An important part of the "Ellis Island experience" is only visible at low tide. The ferry that shuttled millions of immigrants from the island to Manhattan between 1904 to 1954—the Ellis Island—sank at its moorings in 1968.
For nearly 40 years, the remains of the ship have wasted away just a few hundred feet from where boatloads of tourists hop on and off newer ferries to visit the museum and trace the paths of their ancestors. At low tide, the corroded hull of the Ellis Island can still be spotted poking through the surface.Millions of Americans have a personal connection to this vessel, including me. I assume that my great-grandparents were among her passengers, as neither was a strong swimmer. Now that I know she stills exists, it's a shame to see her go.
In June, the park service intends to have divers slice the ferry into pieces that can be hoisted onto barges, park service officials said. “There’s not much there at all,” said David L. Conlin, an underwater archaeologist for the park service.
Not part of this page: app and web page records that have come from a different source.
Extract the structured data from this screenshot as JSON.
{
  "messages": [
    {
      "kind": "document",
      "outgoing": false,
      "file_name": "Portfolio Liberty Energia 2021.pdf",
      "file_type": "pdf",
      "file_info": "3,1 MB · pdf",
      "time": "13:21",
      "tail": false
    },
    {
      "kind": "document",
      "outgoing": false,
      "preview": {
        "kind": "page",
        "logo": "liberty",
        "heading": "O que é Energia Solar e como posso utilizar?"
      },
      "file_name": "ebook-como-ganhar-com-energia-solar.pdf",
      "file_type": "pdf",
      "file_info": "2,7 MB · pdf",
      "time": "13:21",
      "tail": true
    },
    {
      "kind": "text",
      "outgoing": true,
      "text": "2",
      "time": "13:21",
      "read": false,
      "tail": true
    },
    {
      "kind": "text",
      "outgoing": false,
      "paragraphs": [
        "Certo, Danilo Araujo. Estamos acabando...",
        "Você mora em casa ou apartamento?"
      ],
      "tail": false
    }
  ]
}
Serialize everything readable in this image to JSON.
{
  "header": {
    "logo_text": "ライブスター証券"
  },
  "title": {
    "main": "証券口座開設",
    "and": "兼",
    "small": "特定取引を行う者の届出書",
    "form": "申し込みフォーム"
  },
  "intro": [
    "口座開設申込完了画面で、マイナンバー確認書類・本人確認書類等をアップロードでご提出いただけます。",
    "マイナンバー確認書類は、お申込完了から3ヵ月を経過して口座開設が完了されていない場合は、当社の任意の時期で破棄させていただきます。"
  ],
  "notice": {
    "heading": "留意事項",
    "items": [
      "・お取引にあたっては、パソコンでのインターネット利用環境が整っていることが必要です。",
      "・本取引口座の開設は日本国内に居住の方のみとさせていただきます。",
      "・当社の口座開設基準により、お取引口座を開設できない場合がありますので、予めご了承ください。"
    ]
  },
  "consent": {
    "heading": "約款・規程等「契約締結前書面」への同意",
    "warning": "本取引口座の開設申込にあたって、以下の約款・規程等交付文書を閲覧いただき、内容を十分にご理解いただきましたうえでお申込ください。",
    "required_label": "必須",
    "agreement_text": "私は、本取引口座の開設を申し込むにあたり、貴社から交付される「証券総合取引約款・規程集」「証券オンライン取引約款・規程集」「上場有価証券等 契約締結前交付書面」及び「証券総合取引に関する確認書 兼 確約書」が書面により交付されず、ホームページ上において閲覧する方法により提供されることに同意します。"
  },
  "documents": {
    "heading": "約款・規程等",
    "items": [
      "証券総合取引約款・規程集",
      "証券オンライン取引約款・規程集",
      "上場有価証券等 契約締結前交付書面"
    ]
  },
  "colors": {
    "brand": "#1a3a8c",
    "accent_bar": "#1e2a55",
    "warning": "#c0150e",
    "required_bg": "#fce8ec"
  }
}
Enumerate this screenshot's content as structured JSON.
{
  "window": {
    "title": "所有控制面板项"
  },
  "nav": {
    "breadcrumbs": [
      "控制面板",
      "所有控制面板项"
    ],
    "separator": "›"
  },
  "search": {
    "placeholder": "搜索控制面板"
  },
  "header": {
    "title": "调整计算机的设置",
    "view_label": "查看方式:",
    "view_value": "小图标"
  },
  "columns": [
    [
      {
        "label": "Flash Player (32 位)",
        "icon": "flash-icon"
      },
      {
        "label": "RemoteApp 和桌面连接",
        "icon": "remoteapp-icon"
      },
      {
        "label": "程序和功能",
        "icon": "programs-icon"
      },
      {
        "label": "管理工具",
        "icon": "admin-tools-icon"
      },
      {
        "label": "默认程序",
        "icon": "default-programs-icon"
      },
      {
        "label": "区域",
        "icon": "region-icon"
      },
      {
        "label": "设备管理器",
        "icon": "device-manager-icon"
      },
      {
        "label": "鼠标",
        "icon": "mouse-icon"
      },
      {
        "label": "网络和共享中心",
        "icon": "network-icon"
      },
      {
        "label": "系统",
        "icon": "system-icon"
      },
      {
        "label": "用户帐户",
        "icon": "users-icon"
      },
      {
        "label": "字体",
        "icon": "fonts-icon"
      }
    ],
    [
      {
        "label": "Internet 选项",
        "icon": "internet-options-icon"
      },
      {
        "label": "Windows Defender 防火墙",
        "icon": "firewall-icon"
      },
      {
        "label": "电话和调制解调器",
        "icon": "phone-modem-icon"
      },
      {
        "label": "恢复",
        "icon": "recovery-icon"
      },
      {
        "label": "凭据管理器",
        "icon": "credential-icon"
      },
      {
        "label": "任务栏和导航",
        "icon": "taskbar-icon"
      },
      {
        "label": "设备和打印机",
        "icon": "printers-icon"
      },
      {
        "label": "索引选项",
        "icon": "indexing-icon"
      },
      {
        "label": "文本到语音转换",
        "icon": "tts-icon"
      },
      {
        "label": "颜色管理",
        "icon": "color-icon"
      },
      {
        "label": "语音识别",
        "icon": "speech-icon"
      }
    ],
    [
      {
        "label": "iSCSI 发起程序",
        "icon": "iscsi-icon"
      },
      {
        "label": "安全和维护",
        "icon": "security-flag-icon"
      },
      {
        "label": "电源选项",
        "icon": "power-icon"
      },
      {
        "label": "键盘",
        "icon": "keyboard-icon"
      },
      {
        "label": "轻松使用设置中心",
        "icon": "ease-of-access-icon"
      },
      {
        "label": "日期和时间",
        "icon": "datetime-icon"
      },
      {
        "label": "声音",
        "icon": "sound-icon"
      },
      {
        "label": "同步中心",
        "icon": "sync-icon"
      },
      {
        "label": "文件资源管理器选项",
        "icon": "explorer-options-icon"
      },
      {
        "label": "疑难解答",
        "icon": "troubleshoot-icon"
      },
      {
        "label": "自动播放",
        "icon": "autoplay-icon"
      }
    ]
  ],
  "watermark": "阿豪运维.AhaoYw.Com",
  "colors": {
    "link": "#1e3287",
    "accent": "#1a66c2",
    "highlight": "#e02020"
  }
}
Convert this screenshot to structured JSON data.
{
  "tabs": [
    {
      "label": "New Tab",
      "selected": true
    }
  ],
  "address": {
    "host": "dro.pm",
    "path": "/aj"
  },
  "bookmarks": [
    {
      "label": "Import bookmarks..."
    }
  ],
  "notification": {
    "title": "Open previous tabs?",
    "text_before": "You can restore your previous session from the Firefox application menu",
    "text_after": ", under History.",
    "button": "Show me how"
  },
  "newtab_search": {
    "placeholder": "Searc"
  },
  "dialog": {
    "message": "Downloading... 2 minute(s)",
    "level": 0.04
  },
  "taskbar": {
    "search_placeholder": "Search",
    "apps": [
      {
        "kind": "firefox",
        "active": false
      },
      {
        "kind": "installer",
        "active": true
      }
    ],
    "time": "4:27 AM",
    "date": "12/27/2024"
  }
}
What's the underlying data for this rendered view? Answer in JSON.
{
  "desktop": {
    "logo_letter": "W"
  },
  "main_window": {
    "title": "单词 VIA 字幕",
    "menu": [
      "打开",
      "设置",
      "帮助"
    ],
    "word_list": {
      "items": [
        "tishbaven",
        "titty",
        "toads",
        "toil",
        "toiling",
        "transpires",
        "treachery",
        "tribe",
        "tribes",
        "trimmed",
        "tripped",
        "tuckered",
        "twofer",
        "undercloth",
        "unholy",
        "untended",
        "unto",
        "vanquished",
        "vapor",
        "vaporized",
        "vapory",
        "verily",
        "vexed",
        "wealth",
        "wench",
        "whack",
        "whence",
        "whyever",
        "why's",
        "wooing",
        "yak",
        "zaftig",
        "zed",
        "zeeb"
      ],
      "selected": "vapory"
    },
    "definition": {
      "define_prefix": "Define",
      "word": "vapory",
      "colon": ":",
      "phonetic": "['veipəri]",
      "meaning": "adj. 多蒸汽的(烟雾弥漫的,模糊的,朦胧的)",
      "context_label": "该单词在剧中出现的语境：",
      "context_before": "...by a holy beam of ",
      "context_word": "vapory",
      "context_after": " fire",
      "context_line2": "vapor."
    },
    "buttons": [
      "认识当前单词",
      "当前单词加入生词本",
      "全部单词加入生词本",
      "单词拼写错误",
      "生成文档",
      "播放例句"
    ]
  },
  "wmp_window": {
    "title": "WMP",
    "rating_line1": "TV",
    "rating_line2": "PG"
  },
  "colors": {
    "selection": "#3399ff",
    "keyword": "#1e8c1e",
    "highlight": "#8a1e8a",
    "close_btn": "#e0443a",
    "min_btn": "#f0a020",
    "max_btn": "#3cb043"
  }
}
But he added that there were “a couple of pieces we’re very interested in,” including the engine and propellers. [Link]
You can read more about the Ellis Island here, here, and especially here.